February 1, 2018
What is density?
Density is often misunderstood. Density in the context of urban planning and design has a number of different definitions and considerations, including residential density, site density and site coverage.
Well designed, compact infill in cities and communities is fundamental to “smart growth.” Smart growth is an approach to development that encourages a mix of building types and uses, diverse housing and transportation options, development within existing neighborhoods, and community engagement. It contains 10 principles including: creating a range of housing opportunities and choices; taking advantage of compact design, and; making development decisions predictable, fair and cost effective.
Planning addresses the use of land, resources, facilities and services in ways that secure the physical, economic and social efficiency, and the health and well-being of urban and rural communities.
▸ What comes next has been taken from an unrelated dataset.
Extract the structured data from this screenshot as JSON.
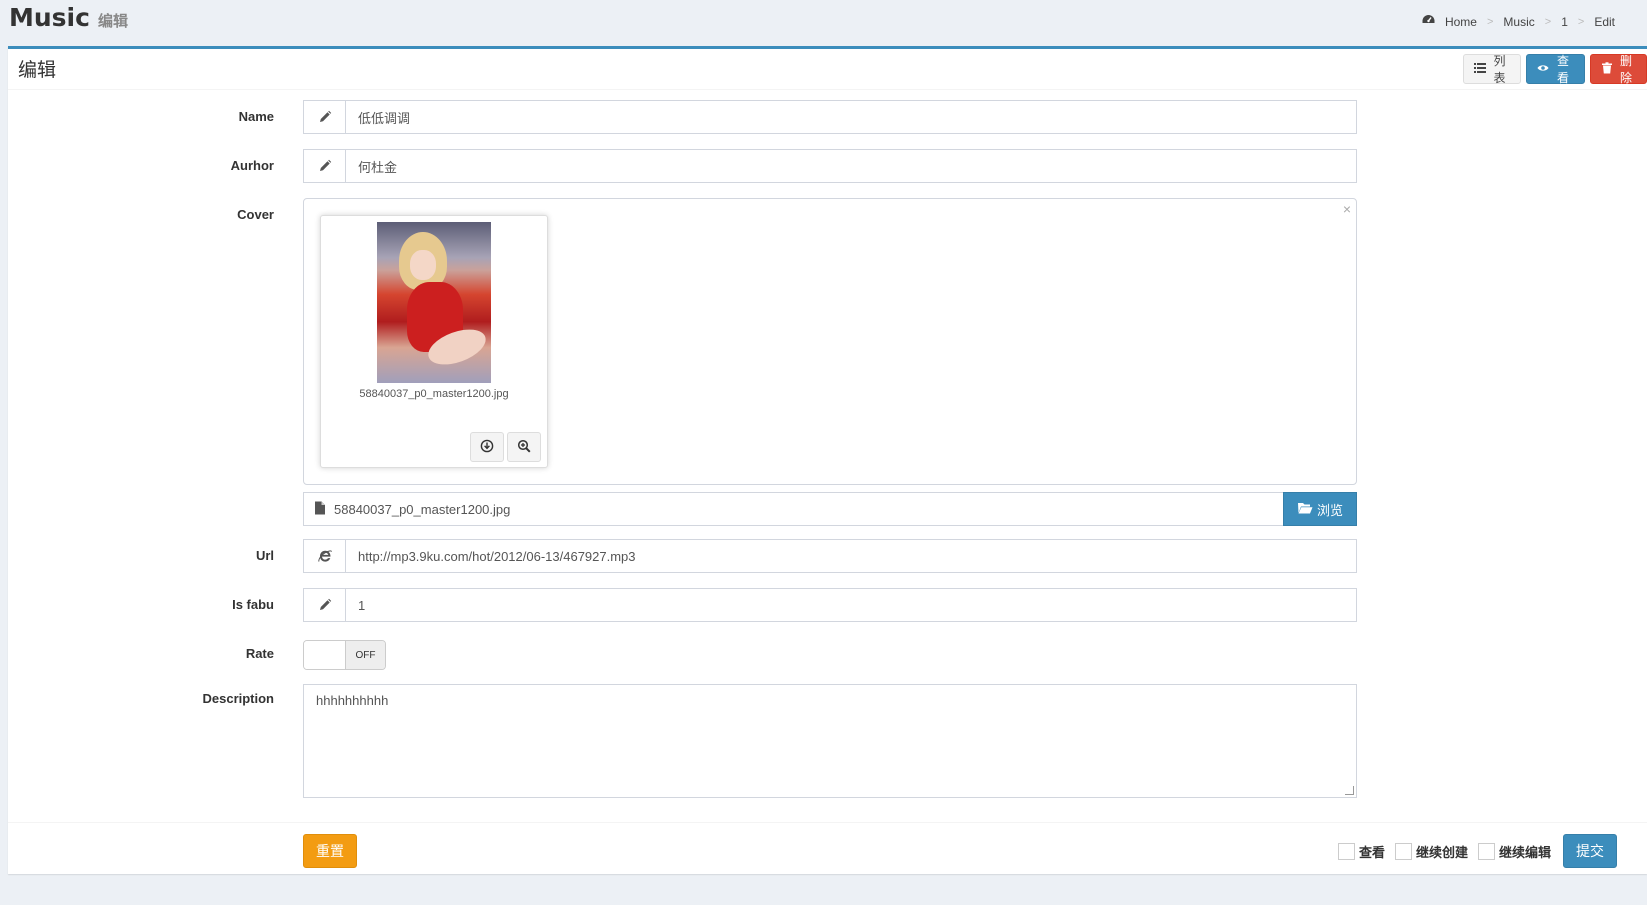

Urban design considers the arrangement of buildings, streets and public spaces, neighborhoods and districts, with the aim of making these areas functional, attractive, and sustainable. It plays an important role in maintaining and enhancing the quality of life in Canadian cities. High-quality urban design comes from the expertise of planners, architects and landscape architects.
Residential density typically refers to the number of people inhabiting a given urbanized area. For example, the number of people residing or working in a particular area, such as 95 people per square hectare.
Site density typically refers to the total floor area of all buildings on a lot divided by the lot area. It is commonly measured using “floor space ratio” (FSR) — in other words, the ratio of floor area to land area.
Site coverage typically refers to the footprint that all buildings and structures make on a site (e.g. the area occupied by the building or proportion of land covered by buildings). A building may be very tall with a small footprint (high-rise low coverage) or a building may be only one storey but cover the entire site area (low-rise high coverage).
How is density used in urban planning?
Density is a quantitative measure, (e.g. number of people or buildings per hectare, floor space ratios, footprints of buildings etc.) commonly used in land use planning because it is simple to calculate and express.
Density does not capture more qualitative characteristics typically associated with urban planning and design such as siting, scale and articulation of buildings, open/green space, pedestrian-friendly access, and transportation. Urban design is about place making within a local to regional to global context. It’s how buildings, streets and open spaces work together to create a sense of place. Varying density within a neighbourhood provides for a diversity of housing opportunities for residents.
How does density relate to urban sustainability?
By strategically increasing residential density, urban areas not only go a long way toward meeting their sustainability objectives, but also ensure they are competitive, resilient and great places to live.
When used properly, density is an important part of what makes cities environmentally, economically and socio-culturally sustainable. This includes more efficient delivery of public services and infrastructure, lower environmental impact, and safer, more dynamic urban districts. It also provides for more socio-cultural diversity.
Why are some people opposed to density?
When faced with the prospect of an affordable housing development in their neighbourhood, some people are contradictory in their support – stating they are in favour of affordable housing, but prefer the status quo when it comes to their own neighbourhood. They are sometimes referred to as NIMBY (Not In My Backyard). The NIMBY perspective is often rooted in a perceived conflict between the proposed development and the impact it will have on the lifestyle and investment of existing residents.
When it comes to density specifically, most often residents are concerned about increased traffic, street congestion and strain on urban infrastructure.
While loving the current status of a neighbourhood is worthy, the reality is neighbourhoods and communities change over time. What worked 10, 30 or 50 years ago in urban planning will not adequately address the community challenges of today, particularly not with climate change, cultural diversity and infrastructure deficits.
Urban planning has made many advances in planning practice to properly regulate and incent densification. The key question in urban planning discussions is not whether urban areas ought to become denser; it will be how to best manage it.